Looking around, Cede felt the fingers of buried memories, brush the back of his neck. Shuddering, he continued down the empty street. He was glad Eve’s creeper vines covered everything; the streets were deserted as they had been for the past three years. Cars lined the middle of the street, there was Mrs. Allens blue chevy and the one behind it a Toyota corolla that was the pride and joy of Jessica Beelen. Cede had nurtured a secret crush on Jessica all through middle school, now her corpse was twisted by the pulsing roots and fluorescent green leaves milking her essence. Delicately, Cede ran his fingers over the bright purple blossoms covering her car. His fingernails were as coarse as charcoal as the spoor worked its way under his skin and into his bloodstream. “Eve 409” reacted with pleasure to his touch, crawling closer, as the deadly orange blooms, sent puffs of black spoor twirling around his hands and arms. His veins stood out against his pale skin, over time they had become greener and more luminescent, until they glowed just like the plants he loved so much. Eve was death to humans, but she needed a living host to survive past incubation. He was the chosen one.

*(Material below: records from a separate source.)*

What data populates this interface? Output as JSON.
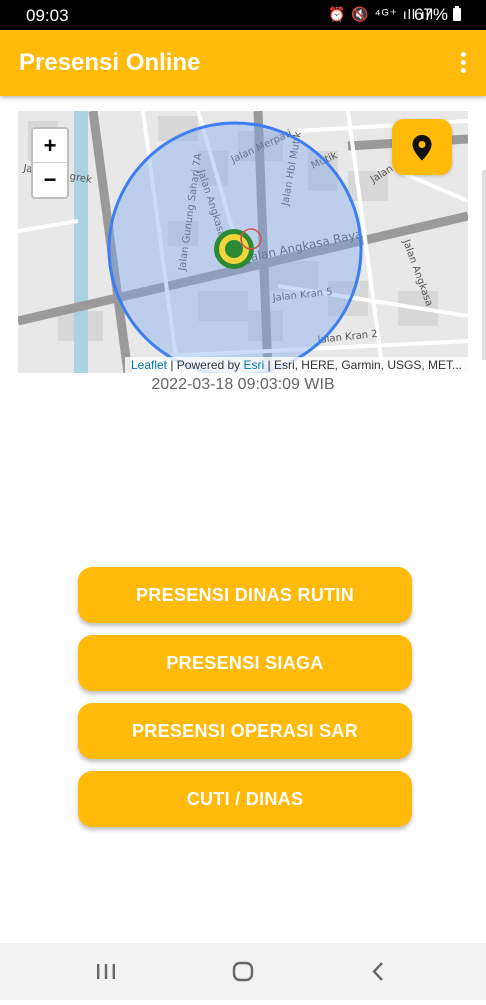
{
  "status_bar": {
    "time": "09:03",
    "icons": "⏰ 🔇 ⁴ᴳ⁺ ıll ıll",
    "battery": "67%"
  },
  "app_bar": {
    "title": "Presensi Online",
    "menu_icon": "more-vert-icon"
  },
  "map": {
    "zoom_in": "+",
    "zoom_out": "−",
    "locate_icon": "map-marker-icon",
    "streets": [
      "Jalan Merpati Mutik",
      "Jalan Hbl Mutik",
      "Jalan Rendani",
      "Jalan Angkasa Raya",
      "Jalan Angkasa",
      "Jalan Kran 5",
      "Jalan Kran 2",
      "Jalan Gunung Sahari 7A",
      "Jalan Angkasa 5"
    ],
    "attribution": {
      "leaflet": "Leaflet",
      "sep1": " | Powered by ",
      "esri": "Esri",
      "rest": " | Esri, HERE, Garmin, USGS, MET..."
    },
    "colors": {
      "radius_fill": "#7aa8f0",
      "radius_stroke": "#3d7ef0"
    }
  },
  "timestamp": "2022-03-18 09:03:09 WIB",
  "actions": [
    {
      "label": "PRESENSI DINAS RUTIN"
    },
    {
      "label": "PRESENSI SIAGA"
    },
    {
      "label": "PRESENSI OPERASI SAR"
    },
    {
      "label": "CUTI / DINAS"
    }
  ],
  "nav_bar": {
    "recents": "recents-icon",
    "home": "home-icon",
    "back": "back-icon"
  },
  "colors": {
    "accent": "#ffba0a"
  }
}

As far as Cede knew, Charlie Parker and his family had made it out alive, but he had seen Charlie’s father vomiting before climbing into the Land Rover jeep. Mrs. Parkers face was covered in sores, he knew she would be dead soon. Five miles outside of Morlock, her husband collapsed around the steering wheel. Charlie Parker was the last one to die, he was fortunate that the crash had rendered him unconscious. He never heard the sounds of his dad, wheezing as he gasped for breath. He was oblivious to his mom’s crying, before she joined her husband in the last spasms of death, hands beating against the windows like battered chickens.
Charlie’s last clear thought, was the sight of Cede pulling at the vines wrapped around the plastic bucket and the funny noise they made, as if they were being hurt. He had seen Cede’s fingertips as he tried to wash them in the drain. They had been stained black and the inky sap had spread further and further up his hand as he tried to wash them. Then, Charlie felt bile rise up his throat; he fought to breathe but the fight had already left him.
Cede could guess at the cause of his mother’s insanity. The sight of her husband’s shrunken corpse sitting in his armchair, or the sight of Cede staring at his dead papa with smug satisfaction. She had gone to her room and not come out since. But Cede was getting tired of waiting. The voices were sending him on a journey, he needed to leave. For the past three years, he had been brushing a light fingertip across her food. Each day he would check to see if the food would stay uneaten. Whistling to himself Cede headed home. Whistling to himself Cede headed home. Maybe this evening I’ll double the dose; he smiled at the thought, as he saw the vines covering his house sway in greeting.